Could the Australian National Audit Office (ANAO) undertake this function? The ANAO produces excellent reports that frequently delve into areas many departments wish they didn’t. However, ANAO staff are not subject-matter, technical experts in the esoteric disciplines found within Defence. Moreover, ANAO reports often focus on determining whether money was spent in the approved manner rather than whether it was well spent. Such reports highlight important issues but—again—if ANAO could do what Coles did they would surely have done it earlier.
The Coles model seems worthwhile instituting as a permanent series of continuous, rolling reviews into particularly worrying areas within Defence. But that would run the risk of diluting the impact of such enquiries and might simply become part of the landscape. Still. it doesn’t seem right to have to wait for major capabilities to fall over before getting serious, so a compromise needs to be found. One solution might be to extend the DMO gate review process into the post-delivery phase, with capability managers drawing on external expertise and, when necessary, commissioning out-sourced reviews which would aim at practical solutions to problems, with later follow-up studies to credibly verify if the reforms have worked. Even so, achieving success would need ministers to be interested and Defence to be motivated.

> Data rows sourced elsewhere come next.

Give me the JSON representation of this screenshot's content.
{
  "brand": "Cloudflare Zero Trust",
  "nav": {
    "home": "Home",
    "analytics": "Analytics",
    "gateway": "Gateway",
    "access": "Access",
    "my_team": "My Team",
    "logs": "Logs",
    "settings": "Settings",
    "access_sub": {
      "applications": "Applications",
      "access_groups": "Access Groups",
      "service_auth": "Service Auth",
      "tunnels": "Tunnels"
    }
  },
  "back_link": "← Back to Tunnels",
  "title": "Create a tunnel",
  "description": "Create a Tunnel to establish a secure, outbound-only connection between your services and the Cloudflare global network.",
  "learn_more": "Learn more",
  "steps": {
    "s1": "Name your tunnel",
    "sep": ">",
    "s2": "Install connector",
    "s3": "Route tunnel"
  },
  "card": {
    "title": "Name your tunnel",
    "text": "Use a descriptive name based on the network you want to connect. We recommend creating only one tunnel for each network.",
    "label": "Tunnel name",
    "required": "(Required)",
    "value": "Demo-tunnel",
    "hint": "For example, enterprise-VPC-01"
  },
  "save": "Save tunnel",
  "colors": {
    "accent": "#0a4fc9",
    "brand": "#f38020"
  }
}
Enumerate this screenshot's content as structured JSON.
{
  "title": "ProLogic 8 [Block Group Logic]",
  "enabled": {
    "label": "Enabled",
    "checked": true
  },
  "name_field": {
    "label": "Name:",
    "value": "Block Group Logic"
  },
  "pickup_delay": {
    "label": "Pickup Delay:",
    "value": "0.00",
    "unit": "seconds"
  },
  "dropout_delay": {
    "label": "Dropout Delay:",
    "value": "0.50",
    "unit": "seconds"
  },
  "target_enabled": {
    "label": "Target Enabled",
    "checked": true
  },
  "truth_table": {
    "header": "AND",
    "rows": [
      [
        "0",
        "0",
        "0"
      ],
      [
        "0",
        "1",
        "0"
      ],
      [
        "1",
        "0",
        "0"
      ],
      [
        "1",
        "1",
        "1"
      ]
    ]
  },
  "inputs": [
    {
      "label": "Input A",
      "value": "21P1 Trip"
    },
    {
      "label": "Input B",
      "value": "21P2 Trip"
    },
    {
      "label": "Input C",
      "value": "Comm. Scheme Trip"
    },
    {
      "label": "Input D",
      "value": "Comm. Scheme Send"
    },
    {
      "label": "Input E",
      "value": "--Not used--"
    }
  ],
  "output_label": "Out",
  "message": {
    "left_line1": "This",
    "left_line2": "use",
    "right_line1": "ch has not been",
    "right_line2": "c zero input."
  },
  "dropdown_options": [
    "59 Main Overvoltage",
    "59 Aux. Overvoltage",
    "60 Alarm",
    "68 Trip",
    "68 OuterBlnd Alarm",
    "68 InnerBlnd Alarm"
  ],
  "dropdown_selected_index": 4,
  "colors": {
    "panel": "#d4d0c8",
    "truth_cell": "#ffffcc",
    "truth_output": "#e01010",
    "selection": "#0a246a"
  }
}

The impressive operational effectiveness gains and efficiency improvements the Coles review has brought are surely worth bringing to other areas of Defence.
Peter Layton is an independent researcher completing a PhD on grand strategy at UNSW. He has been an associate professor at the US National Defense University.